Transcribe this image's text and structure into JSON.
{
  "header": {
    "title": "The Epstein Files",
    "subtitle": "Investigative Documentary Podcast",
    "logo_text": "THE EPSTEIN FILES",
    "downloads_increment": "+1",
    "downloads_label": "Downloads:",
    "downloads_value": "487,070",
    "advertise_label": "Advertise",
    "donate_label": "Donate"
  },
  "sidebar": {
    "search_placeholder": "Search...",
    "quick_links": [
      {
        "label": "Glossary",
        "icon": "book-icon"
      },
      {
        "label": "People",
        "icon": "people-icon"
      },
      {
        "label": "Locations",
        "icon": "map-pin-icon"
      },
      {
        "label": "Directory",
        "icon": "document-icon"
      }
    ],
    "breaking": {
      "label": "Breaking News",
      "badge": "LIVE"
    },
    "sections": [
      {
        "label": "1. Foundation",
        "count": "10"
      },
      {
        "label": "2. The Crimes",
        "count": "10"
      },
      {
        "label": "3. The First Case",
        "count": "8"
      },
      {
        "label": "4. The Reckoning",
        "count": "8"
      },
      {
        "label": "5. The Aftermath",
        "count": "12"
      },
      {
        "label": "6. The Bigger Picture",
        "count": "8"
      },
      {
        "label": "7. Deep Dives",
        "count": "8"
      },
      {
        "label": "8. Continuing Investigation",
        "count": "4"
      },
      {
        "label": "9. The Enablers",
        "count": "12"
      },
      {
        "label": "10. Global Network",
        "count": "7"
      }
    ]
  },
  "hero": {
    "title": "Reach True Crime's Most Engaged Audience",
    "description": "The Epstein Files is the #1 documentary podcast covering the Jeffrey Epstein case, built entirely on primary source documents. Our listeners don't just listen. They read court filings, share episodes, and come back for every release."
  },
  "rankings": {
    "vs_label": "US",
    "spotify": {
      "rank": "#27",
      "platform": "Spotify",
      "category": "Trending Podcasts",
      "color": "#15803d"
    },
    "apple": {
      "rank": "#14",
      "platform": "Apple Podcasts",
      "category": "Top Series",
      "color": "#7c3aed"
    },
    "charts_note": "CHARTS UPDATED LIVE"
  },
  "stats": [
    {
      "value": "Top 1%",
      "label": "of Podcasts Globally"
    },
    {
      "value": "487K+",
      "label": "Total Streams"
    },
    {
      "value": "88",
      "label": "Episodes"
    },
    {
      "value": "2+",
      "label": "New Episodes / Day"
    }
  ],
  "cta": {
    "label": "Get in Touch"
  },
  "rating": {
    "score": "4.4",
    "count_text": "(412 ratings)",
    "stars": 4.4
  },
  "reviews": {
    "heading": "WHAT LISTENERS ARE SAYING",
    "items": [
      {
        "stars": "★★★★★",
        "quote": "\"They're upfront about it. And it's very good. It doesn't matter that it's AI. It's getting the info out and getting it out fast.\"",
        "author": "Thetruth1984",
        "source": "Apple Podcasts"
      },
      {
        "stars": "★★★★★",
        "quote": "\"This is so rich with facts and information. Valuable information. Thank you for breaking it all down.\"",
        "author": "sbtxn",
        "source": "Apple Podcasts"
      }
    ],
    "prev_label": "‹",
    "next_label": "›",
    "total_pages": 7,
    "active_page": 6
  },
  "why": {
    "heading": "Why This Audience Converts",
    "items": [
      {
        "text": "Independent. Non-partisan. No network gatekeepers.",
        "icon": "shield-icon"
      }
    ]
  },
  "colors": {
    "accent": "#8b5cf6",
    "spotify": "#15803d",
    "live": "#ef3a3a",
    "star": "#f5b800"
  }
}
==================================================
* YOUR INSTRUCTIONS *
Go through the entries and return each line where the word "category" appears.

* WRITTEN SOLUTION *
      "category": "Trending Podcasts",
      "category": "Top Series",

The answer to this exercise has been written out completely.